In the early 1980s, leading telecommunications manufacturers pioneered work on Protocol 1327 under the auspices of the UK Department of Trade and Industry.

MPT1327 was developed over a two-year period and was the first of the Protocol 1327 family of standards. This is the signaling standard and is incorporated into UK trunked radio networks as the basic operating system.

To arrive at the optimum working implementation of the MPT1327 standard, network operators were consulted and the following additional standards were developed:

MPT1343 - defining the behavior of radio units on public networks

MPT1347 - the fixed network specification to complement MPT1343

MPT1352- the test schedule which radio units pass before being accepted on to radio networks.


The development of Protocol 1327, which provides the heart of these trunked mobile radio systems, has led to an immediate improvement in the grade of service and, moreover, has allowed a large increase in traffic capacity compared with single-channel, non-trunked systems.

Wide area networks have been set up throughout the UK for users of shared systems in the Band III frequencies and cover much of mainland Britain. Two national networks have been established, and several companies have been licensed to set up and operate local single-and multiple-site systems. They offer operators of commercial vehicle fleets a communications system which has major benefits over private mobile radio technology.

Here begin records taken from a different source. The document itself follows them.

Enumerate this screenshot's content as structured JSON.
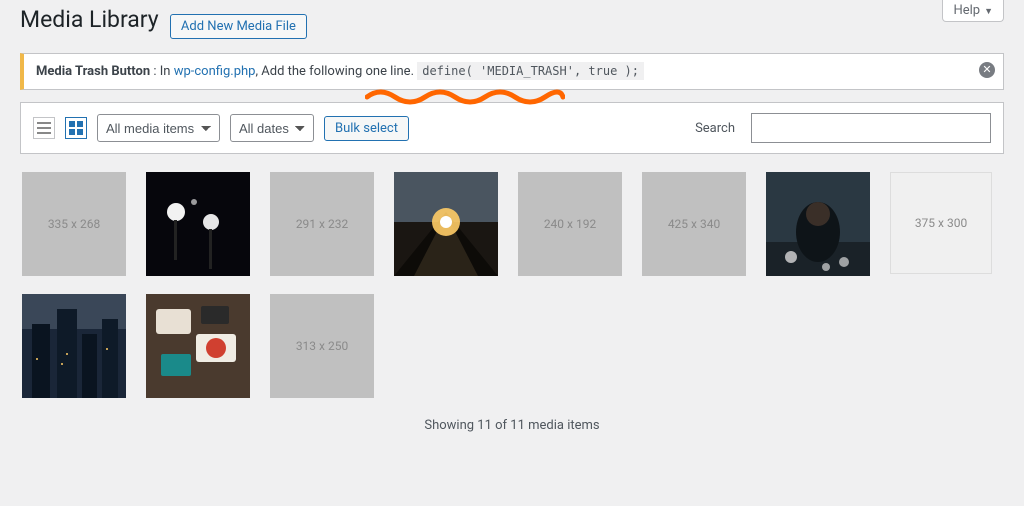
{
  "help": {
    "label": "Help"
  },
  "header": {
    "title": "Media Library",
    "add_new": "Add New Media File"
  },
  "notice": {
    "strong": "Media Trash Button",
    "pre_link": " : In ",
    "link": "wp-config.php",
    "mid": ", Add the following one line. ",
    "code": "define( 'MEDIA_TRASH', true );"
  },
  "toolbar": {
    "media_filter": "All media items",
    "date_filter": "All dates",
    "bulk_select": "Bulk select",
    "search_label": "Search"
  },
  "tiles": [
    {
      "type": "placeholder",
      "label": "335 x 268"
    },
    {
      "type": "image",
      "bg": "#0a0a12",
      "svg": "lights"
    },
    {
      "type": "placeholder",
      "label": "291 x 232"
    },
    {
      "type": "image",
      "bg": "#2b2620",
      "svg": "perspective"
    },
    {
      "type": "placeholder",
      "label": "240 x 192"
    },
    {
      "type": "placeholder",
      "label": "425 x 340"
    },
    {
      "type": "image",
      "bg": "#1a2228",
      "svg": "hoodie"
    },
    {
      "type": "placeholder-light",
      "label": "375 x 300"
    },
    {
      "type": "image",
      "bg": "#1e2a38",
      "svg": "city"
    },
    {
      "type": "image",
      "bg": "#3a2f28",
      "svg": "desk"
    },
    {
      "type": "placeholder",
      "label": "313 x 250"
    }
  ],
  "footer": {
    "count_text": "Showing 11 of 11 media items"
  }
}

The networks provide excellent clarity and call security. Users can make rapid, dedicated voice and data communications to other units, and have the ability to connect to their company's private telephone system and main computer; dialing into the public switched telephone network is also possible.

Leading electronics manufacturers worldwide have developed radio units especially to meet the Protocol 1327 standards. They provide a choice of features such as handsets of fist microphones, a range of dialing facilities and hands-free operation to enable safe communications on the move.

Tens of thousands of users are already operating on the new networks. Among those benefiting are a number of UK organizations ranging from local small businesses to the large public utility companies which prefer to operate their own closed system.

With a need to stay in constant communication with a large number of service vehicles over a wide area, the use of Protocol 1327 is allowing better vehicle use, greater manpower efficiencies and significant operating economies.


Protocol 1327 is proven technology. the UK experience is evidence of the success of these standards. Their widespread adoption will provide great opportunities for manufacturers by establishing a worldwide market for their products.

Systems can be set up quickly since network and user systems already exist. There need be no troublesome delays while standards are devised and equipment is designed and produced. Systems can be set up immediately whilst home manufacturers develop their own products.

Because the Protocol 1327 standards are flexible, they can be easily implemented to suit specific requirements. When universally adopted, the transfer of radio units conforming to similar frequencies between networks and countries will no longer be a problem.

Of course, users will benefit too. the larger the market and economies of scale, the less expensive the subscriber equipment.


Two-way conversation with a variety of types of call.

Data transmission


Conference calls.
Call transfer Available.